● Work order
Using the data that follows, say how many lines contain the word "true", giving the number by itself.

- - - -

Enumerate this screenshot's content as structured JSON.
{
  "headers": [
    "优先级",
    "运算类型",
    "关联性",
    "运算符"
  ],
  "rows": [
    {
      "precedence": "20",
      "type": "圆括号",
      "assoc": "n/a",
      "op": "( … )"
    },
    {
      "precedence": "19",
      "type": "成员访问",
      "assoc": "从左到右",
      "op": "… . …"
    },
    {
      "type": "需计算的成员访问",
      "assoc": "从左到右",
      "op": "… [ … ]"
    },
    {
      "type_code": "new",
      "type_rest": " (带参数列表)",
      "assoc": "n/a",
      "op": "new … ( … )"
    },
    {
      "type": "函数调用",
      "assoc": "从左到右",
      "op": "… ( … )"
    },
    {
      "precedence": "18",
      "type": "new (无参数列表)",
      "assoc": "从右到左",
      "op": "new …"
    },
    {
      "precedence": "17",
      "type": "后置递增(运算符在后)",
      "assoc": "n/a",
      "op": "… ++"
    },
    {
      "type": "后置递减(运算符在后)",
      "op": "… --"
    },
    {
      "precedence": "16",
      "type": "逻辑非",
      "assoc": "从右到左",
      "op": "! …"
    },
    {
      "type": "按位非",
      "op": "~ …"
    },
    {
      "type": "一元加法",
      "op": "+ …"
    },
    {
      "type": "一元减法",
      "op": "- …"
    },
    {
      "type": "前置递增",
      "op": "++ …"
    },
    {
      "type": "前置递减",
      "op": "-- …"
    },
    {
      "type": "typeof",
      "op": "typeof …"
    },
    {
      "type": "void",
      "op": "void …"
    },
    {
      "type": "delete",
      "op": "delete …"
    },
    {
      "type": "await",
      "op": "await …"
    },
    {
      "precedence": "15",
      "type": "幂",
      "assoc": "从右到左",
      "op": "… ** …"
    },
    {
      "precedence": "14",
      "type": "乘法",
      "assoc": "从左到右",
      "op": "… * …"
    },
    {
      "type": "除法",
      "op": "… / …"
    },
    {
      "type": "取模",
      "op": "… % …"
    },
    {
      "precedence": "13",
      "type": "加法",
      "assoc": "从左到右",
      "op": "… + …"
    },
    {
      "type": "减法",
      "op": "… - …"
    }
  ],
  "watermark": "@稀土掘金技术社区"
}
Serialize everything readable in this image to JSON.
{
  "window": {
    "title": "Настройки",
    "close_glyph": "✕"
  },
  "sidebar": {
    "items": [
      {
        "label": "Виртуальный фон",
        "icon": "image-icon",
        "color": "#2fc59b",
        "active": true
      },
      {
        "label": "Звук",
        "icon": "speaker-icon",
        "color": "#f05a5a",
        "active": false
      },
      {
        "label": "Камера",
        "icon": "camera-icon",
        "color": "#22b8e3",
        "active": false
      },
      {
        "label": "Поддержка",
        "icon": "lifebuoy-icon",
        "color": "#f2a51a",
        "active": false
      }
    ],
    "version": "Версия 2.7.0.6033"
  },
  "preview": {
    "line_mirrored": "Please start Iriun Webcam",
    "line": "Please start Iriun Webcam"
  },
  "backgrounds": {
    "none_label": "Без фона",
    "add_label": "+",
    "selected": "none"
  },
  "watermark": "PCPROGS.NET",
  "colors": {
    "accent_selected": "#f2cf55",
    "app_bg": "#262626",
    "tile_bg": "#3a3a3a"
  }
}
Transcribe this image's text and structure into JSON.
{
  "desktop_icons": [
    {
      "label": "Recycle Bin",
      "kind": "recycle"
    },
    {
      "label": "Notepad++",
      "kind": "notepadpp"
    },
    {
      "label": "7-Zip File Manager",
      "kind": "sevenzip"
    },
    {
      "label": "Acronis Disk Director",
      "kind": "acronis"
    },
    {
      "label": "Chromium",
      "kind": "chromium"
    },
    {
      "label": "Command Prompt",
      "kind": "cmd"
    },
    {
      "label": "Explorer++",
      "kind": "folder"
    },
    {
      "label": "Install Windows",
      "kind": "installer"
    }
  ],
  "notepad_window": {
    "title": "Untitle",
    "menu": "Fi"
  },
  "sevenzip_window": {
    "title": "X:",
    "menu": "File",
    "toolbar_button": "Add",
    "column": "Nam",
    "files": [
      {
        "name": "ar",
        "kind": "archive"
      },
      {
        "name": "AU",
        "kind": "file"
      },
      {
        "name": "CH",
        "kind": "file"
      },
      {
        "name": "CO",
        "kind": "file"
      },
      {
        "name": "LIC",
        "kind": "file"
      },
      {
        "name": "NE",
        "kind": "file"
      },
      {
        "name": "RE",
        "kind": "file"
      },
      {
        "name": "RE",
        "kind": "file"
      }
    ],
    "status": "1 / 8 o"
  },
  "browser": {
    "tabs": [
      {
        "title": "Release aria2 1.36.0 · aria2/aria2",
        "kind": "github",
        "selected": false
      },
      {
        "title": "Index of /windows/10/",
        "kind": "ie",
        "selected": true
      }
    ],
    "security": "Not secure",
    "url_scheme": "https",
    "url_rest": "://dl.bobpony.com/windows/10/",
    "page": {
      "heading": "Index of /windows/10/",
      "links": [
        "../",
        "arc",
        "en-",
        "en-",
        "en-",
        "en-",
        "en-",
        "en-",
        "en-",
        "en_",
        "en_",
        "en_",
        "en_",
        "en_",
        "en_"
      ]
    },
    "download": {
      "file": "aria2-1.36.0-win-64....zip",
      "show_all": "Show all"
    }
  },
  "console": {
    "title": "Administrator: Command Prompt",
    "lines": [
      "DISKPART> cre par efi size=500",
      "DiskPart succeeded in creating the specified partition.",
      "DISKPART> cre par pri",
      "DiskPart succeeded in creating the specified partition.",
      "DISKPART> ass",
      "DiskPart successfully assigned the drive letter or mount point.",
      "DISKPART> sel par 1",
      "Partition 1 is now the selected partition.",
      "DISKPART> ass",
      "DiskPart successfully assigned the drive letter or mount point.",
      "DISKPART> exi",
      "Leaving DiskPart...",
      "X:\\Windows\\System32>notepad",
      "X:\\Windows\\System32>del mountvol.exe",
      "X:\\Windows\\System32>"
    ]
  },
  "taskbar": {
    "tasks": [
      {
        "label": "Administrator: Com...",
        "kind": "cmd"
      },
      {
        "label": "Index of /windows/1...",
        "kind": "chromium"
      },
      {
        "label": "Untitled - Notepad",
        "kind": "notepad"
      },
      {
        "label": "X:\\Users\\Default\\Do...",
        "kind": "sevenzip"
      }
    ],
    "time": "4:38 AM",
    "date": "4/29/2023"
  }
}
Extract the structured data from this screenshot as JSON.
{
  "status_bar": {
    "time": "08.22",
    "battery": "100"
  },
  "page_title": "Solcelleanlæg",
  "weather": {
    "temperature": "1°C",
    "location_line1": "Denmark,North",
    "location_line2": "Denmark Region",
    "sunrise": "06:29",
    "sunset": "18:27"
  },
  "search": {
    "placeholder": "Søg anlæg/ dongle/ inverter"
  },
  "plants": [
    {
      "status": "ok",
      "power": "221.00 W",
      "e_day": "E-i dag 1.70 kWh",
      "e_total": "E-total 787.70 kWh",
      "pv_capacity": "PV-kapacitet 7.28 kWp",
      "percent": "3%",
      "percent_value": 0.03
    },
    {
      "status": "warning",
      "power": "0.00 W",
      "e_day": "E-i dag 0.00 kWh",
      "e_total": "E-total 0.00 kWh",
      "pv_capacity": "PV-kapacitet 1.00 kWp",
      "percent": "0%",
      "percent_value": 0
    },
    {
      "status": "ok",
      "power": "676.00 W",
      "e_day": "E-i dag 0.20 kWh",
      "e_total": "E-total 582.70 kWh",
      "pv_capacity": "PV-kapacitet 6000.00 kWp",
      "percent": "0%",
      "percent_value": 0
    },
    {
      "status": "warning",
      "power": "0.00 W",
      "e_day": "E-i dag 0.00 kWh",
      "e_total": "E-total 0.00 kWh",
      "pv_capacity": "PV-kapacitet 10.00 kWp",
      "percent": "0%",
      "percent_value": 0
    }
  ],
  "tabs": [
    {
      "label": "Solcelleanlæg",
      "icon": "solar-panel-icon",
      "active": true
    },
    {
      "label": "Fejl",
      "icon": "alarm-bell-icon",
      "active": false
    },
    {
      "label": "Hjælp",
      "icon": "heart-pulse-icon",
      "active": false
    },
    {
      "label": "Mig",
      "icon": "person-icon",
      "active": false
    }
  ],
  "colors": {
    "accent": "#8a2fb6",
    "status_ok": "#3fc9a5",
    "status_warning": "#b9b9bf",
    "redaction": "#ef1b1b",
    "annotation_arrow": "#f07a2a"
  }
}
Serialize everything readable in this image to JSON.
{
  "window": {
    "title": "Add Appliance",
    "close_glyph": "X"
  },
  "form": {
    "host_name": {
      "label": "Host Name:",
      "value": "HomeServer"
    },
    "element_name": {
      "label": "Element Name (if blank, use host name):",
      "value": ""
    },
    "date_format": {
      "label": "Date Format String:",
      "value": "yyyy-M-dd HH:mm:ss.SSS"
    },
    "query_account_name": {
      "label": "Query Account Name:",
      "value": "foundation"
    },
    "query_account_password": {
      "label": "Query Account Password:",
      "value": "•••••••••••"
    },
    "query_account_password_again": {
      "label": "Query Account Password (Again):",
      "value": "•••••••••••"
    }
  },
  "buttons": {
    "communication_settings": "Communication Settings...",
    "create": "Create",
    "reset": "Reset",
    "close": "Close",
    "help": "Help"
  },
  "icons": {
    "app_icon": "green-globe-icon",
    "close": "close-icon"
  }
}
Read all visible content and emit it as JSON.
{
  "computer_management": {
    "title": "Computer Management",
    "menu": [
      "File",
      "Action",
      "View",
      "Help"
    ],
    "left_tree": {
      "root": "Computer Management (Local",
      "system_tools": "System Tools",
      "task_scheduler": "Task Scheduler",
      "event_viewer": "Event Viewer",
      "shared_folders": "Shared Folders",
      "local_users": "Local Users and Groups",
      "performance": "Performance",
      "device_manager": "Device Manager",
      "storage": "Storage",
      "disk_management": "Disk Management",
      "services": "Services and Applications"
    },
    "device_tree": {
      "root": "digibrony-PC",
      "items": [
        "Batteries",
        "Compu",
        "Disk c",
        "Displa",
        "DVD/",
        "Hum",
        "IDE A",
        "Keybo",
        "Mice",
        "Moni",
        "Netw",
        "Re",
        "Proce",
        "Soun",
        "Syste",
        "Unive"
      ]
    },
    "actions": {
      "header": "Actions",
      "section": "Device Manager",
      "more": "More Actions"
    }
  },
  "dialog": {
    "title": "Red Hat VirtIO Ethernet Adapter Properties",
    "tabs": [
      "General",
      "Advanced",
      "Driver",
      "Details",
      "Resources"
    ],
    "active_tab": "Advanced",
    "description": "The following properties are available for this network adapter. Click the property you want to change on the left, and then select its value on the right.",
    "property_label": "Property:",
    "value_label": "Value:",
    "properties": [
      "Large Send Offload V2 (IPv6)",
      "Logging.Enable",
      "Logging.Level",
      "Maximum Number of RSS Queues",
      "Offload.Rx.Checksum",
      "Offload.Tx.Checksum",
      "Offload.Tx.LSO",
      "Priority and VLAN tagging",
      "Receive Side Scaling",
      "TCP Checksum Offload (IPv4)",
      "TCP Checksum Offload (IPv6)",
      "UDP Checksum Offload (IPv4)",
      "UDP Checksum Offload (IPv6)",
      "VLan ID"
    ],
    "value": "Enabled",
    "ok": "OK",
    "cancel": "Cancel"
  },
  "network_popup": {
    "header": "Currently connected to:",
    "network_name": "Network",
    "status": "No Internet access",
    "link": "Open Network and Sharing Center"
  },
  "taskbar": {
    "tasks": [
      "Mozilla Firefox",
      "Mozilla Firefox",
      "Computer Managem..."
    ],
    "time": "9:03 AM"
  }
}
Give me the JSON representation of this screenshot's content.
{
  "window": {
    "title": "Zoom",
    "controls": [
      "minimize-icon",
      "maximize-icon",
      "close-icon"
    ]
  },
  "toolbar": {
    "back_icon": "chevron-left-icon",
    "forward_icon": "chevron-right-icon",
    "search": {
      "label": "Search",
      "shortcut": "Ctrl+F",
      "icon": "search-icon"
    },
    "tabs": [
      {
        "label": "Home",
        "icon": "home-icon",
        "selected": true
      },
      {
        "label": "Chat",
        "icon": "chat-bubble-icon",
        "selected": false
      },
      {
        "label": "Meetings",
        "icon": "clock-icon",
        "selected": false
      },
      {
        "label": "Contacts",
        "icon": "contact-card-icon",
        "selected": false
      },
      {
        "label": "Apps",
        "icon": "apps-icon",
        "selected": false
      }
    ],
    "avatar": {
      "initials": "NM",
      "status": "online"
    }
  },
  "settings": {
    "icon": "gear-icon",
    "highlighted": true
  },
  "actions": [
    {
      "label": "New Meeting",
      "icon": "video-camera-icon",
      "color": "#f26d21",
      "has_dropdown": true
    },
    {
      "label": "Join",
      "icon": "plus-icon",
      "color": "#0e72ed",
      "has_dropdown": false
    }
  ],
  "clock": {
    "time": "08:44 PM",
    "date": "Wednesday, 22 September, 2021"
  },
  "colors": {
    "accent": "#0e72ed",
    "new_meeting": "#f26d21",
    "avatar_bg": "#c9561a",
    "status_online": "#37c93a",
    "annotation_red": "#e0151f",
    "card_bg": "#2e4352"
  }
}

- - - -

● Written response
6